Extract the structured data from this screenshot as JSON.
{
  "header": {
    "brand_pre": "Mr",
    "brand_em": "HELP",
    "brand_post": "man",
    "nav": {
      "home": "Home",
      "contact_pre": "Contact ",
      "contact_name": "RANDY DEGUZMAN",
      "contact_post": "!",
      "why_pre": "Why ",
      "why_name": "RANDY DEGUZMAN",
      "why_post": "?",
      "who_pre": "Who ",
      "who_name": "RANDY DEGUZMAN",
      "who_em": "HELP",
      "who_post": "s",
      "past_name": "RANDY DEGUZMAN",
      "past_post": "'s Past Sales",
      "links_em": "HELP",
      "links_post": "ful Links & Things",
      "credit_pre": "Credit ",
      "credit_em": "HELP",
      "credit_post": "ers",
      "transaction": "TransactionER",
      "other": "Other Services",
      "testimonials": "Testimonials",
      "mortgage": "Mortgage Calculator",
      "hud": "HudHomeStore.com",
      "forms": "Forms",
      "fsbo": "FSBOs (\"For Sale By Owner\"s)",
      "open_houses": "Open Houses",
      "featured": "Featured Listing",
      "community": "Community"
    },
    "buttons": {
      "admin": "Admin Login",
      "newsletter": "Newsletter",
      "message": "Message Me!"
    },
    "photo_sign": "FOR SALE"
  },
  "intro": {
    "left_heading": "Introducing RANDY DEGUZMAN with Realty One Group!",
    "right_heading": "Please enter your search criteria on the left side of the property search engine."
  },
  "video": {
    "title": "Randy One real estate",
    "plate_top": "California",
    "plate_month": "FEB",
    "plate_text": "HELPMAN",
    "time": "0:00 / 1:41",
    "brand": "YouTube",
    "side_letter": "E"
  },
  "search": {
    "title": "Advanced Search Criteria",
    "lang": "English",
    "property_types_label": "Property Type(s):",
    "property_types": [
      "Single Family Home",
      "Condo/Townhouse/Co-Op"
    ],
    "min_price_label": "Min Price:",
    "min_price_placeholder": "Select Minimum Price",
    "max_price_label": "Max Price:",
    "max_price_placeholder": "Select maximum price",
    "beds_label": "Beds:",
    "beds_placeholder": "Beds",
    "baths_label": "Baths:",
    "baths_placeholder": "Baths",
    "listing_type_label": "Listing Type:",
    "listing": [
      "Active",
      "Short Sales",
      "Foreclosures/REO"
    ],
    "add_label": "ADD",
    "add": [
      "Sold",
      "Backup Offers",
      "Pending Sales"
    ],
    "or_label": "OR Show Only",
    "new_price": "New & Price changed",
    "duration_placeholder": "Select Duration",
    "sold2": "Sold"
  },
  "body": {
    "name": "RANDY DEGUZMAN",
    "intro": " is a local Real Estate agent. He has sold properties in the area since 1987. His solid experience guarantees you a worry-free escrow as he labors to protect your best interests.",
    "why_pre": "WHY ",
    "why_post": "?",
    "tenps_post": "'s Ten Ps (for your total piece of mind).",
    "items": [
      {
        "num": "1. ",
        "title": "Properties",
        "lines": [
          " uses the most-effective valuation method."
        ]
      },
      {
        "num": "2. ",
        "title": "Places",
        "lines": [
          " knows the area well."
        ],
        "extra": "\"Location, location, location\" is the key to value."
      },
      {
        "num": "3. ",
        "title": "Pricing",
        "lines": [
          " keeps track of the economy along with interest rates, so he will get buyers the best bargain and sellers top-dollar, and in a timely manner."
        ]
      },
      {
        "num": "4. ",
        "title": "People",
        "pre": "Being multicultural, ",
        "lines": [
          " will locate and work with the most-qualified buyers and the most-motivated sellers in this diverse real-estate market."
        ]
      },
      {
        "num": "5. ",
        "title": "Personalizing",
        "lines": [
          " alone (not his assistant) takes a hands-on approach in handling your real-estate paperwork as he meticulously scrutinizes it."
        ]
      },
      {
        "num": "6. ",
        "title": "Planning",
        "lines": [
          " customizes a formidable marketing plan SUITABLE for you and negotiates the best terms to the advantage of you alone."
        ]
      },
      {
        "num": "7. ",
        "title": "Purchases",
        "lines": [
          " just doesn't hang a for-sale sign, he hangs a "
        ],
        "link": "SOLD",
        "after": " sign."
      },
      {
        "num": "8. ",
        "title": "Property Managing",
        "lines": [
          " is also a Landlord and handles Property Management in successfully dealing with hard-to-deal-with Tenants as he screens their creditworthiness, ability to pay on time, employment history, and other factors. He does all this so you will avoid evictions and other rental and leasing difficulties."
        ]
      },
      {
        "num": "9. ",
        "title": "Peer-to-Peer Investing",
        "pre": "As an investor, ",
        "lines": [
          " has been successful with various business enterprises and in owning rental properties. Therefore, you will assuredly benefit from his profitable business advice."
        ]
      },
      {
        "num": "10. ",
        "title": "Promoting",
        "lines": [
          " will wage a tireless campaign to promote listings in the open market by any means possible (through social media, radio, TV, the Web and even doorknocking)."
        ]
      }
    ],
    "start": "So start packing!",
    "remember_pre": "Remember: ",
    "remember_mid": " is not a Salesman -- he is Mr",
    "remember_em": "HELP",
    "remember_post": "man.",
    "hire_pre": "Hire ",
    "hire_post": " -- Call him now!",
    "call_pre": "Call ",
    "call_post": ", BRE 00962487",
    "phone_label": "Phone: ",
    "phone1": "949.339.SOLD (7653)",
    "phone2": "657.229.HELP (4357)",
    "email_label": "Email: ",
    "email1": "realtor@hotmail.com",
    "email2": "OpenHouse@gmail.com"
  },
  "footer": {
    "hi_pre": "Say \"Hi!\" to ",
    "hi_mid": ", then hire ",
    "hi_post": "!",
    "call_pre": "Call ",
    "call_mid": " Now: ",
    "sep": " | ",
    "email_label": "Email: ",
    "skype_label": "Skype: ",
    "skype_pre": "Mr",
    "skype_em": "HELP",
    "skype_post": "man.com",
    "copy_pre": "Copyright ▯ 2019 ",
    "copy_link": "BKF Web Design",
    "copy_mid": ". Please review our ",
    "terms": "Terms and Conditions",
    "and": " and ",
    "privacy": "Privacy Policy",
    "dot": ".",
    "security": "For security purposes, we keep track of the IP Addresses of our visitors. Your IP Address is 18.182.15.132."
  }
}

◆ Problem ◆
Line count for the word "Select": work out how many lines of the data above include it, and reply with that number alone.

◆ Exercise result ◆
3